• [TASK DIRECTIONS]: The answer must repeat every record exactly, with no pictures in it.

• [RECORDS FOR THE EXERCISE]:
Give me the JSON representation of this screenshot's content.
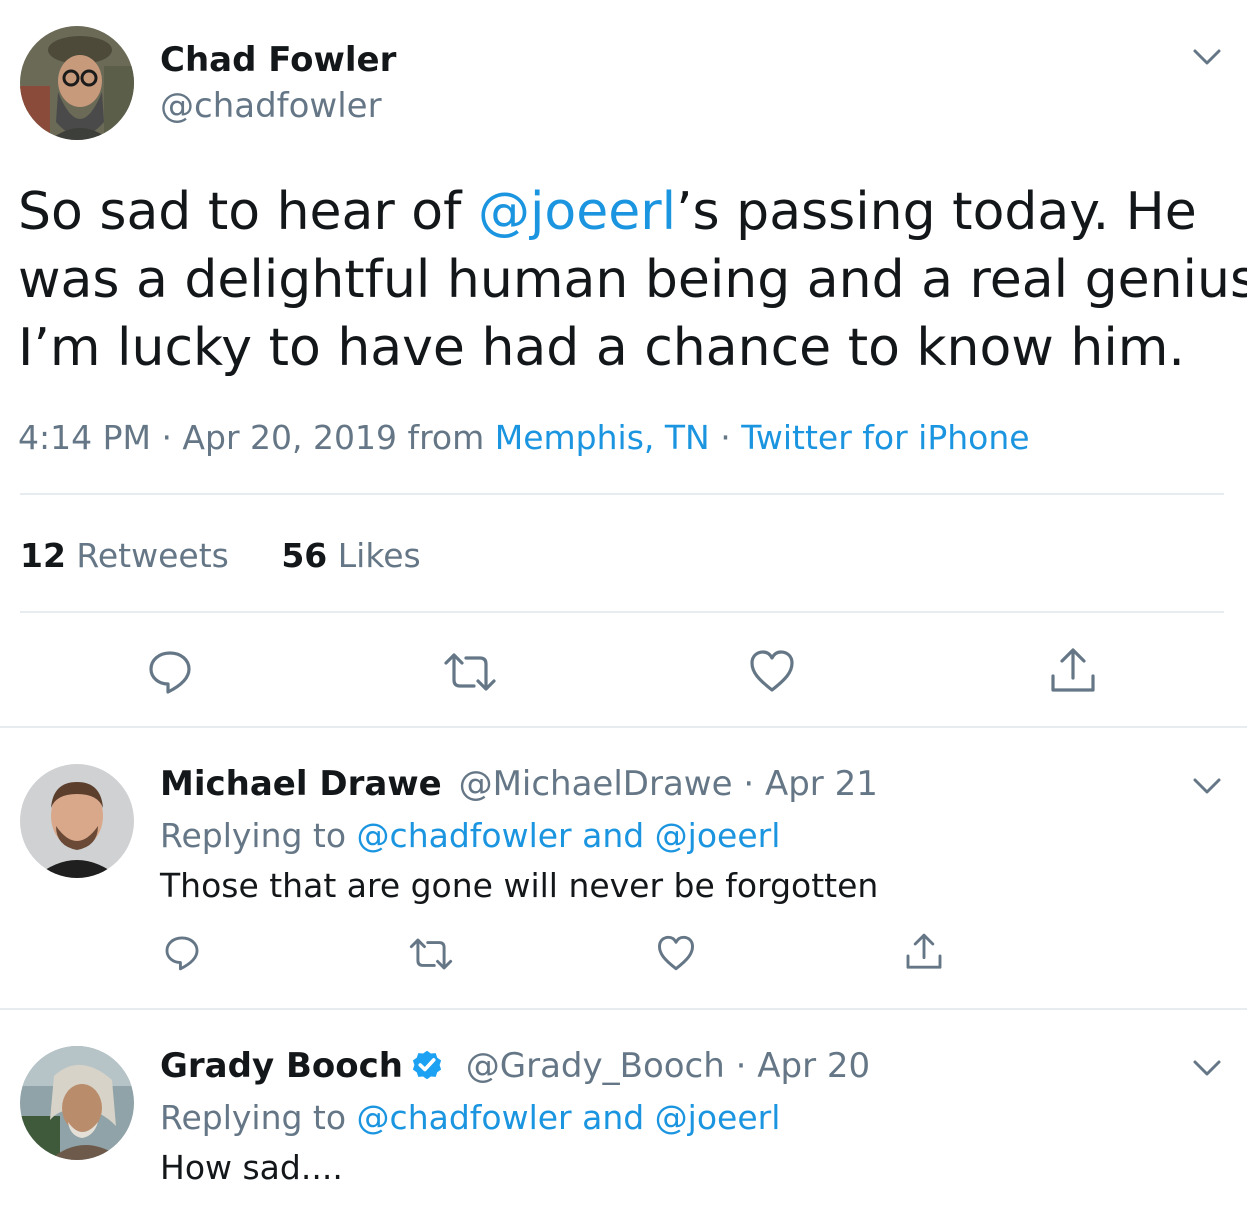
{
  "tweet": {
    "author_name": "Chad Fowler",
    "author_handle": "@chadfowler",
    "text_part1": "So sad to hear of ",
    "mention": "@joeerl",
    "text_part2": "’s passing today. He",
    "text_line2": "was a delightful human being and a real genius.",
    "text_line3": "I’m lucky to have had a chance to know him.",
    "time": "4:14 PM · Apr 20, 2019 from ",
    "location": "Memphis, TN",
    "separator": " · ",
    "source": "Twitter for iPhone",
    "retweet_count": "12",
    "retweet_label": " Retweets",
    "like_count": "56",
    "like_label": " Likes"
  },
  "replies": [
    {
      "name": "Michael Drawe",
      "handle": "@MichaelDrawe",
      "date": " · Apr 21",
      "replying_prefix": "Replying to ",
      "replying_to": "@chadfowler and @joeerl",
      "text": "Those that are gone will never be forgotten",
      "verified": false
    },
    {
      "name": "Grady Booch",
      "handle": "@Grady_Booch",
      "date": " · Apr 20",
      "replying_prefix": "Replying to ",
      "replying_to": "@chadfowler and @joeerl",
      "text": "How sad....",
      "verified": true
    }
  ],
  "icons": [
    "reply-icon",
    "retweet-icon",
    "like-icon",
    "share-icon",
    "chevron-down-icon",
    "verified-badge-icon"
  ],
  "colors": {
    "link": "#1b95e0",
    "muted": "#657786",
    "text": "#14171a",
    "divider": "#e6ecf0"
  }
}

• [TASK SOLUTION]:
Give me the JSON representation of this screenshot's content.
{
  "tweet": {
    "author_name": "Chad Fowler",
    "author_handle": "@chadfowler",
    "text_part1": "So sad to hear of ",
    "mention": "@joeerl",
    "text_part2": "’s passing today. He",
    "text_line2": "was a delightful human being and a real genius.",
    "text_line3": "I’m lucky to have had a chance to know him.",
    "time": "4:14 PM · Apr 20, 2019 from ",
    "location": "Memphis, TN",
    "separator": " · ",
    "source": "Twitter for iPhone",
    "retweet_count": "12",
    "retweet_label": " Retweets",
    "like_count": "56",
    "like_label": " Likes"
  },
  "replies": [
    {
      "name": "Michael Drawe",
      "handle": "@MichaelDrawe",
      "date": " · Apr 21",
      "replying_prefix": "Replying to ",
      "replying_to": "@chadfowler and @joeerl",
      "text": "Those that are gone will never be forgotten",
      "verified": false
    },
    {
      "name": "Grady Booch",
      "handle": "@Grady_Booch",
      "date": " · Apr 20",
      "replying_prefix": "Replying to ",
      "replying_to": "@chadfowler and @joeerl",
      "text": "How sad....",
      "verified": true
    }
  ],
  "icons": [
    "reply-icon",
    "retweet-icon",
    "like-icon",
    "share-icon",
    "chevron-down-icon",
    "verified-badge-icon"
  ],
  "colors": {
    "link": "#1b95e0",
    "muted": "#657786",
    "text": "#14171a",
    "divider": "#e6ecf0"
  }
}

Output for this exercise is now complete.